Notwithstanding this, in a traditional reading of international law, if a state is unwilling or unable to protect the human rights of the individuals under its jurisdiction, victims of business abuses have no access to alternative judicial remedies. On the one hand, they cannot bring corporations before international bodies (human rights law creates obligations for States but not for companies, which are not considered full subjects of international law). On the other hand, they cannot resort to the courts of the States where these enterprises are incorporated (jurisdiction is deemed to have extra-territorial limitations).
But, the situation may change. The following are three events that will mark 2013 in the business and human rights agenda:
- The United States Supreme Court will decide whether the Alien Tort Claims Act (a statute granting jurisdiction to US federal courts over civil actions by foreigners for torts committed in violation of international law) can be used by victims of the worst corporate abuses even outside US territory. Access to effective remedy is one of the most pressing issues in business and human rights.

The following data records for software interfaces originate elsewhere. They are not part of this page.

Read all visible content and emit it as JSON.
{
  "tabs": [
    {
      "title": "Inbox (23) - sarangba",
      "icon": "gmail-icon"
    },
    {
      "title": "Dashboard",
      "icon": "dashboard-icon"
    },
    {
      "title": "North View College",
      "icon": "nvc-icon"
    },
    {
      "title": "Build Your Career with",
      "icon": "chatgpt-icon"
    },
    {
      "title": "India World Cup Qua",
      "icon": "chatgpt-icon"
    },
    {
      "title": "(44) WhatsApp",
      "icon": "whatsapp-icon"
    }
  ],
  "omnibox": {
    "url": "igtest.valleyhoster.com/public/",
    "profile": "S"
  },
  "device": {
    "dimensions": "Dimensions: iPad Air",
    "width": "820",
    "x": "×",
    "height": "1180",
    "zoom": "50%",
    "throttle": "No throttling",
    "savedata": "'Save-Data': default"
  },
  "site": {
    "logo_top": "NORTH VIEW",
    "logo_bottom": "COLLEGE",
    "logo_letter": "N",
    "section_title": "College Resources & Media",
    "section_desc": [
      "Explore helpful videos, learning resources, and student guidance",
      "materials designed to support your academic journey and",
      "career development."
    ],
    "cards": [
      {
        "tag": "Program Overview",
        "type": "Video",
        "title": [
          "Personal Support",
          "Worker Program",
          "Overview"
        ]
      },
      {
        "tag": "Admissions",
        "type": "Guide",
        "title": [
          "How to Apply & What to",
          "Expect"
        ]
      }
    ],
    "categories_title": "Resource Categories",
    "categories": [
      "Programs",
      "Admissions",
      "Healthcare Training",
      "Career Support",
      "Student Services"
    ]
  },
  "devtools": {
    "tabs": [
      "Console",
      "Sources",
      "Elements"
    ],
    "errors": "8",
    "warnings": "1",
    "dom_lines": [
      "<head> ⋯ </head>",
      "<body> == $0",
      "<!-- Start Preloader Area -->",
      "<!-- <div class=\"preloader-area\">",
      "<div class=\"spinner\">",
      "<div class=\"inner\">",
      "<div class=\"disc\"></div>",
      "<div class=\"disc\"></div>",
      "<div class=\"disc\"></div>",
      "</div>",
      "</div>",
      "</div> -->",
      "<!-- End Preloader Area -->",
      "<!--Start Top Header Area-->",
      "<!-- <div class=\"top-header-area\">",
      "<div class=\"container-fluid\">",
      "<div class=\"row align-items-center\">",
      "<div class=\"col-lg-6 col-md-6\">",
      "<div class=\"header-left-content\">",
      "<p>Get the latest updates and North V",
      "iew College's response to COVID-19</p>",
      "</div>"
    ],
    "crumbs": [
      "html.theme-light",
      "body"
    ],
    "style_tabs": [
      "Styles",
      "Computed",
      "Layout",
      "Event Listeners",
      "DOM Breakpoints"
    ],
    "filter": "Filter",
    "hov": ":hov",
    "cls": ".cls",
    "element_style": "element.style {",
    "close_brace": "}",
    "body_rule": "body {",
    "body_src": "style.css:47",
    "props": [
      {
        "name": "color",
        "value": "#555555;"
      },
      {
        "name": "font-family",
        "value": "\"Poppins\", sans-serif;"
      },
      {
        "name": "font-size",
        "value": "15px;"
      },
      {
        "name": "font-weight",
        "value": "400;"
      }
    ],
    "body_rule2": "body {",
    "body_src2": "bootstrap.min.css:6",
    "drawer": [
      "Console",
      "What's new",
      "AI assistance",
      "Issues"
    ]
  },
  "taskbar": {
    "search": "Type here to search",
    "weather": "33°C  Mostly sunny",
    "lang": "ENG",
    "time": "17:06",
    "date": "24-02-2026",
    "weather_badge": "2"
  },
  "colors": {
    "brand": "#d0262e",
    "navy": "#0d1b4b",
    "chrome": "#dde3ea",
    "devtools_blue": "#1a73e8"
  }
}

- The European Commission has called on all Member States to develop national action plans for implementing the Guiding Principles on Business and Human Rights (a document adopted by the UN Human Rights Council in 2011 and now unanimously considered the authoritative focal point at the international level). The business and human rights movement is in desperate search of committed leaders among countries and international organizations.
- The banking sector is in the process of adopting new principles for project finance (called the Equator Principles) and developing a tool on how to apply the Guiding Principles to financial markets (a number of banks under the name of Thun Group have taken the initiative in this regard). The importance of the banking sector cannot be underestimated: Without (often unintended) support from financial institutions, many corporate abuses would not occur.
Author: Damiano de Felice is a PhD student in International Relations at the London School of Economics. He is also a researcher at the LSE Sustainable Finance Project and an external consultant to the Italian Ministry of Economic Development on the adoption of the Italian Action Plan to implement the Guiding Principles on Business and Human Rights.
Image: Businessmen are seen walking through a business complex REUTERS/Yuriko Nakao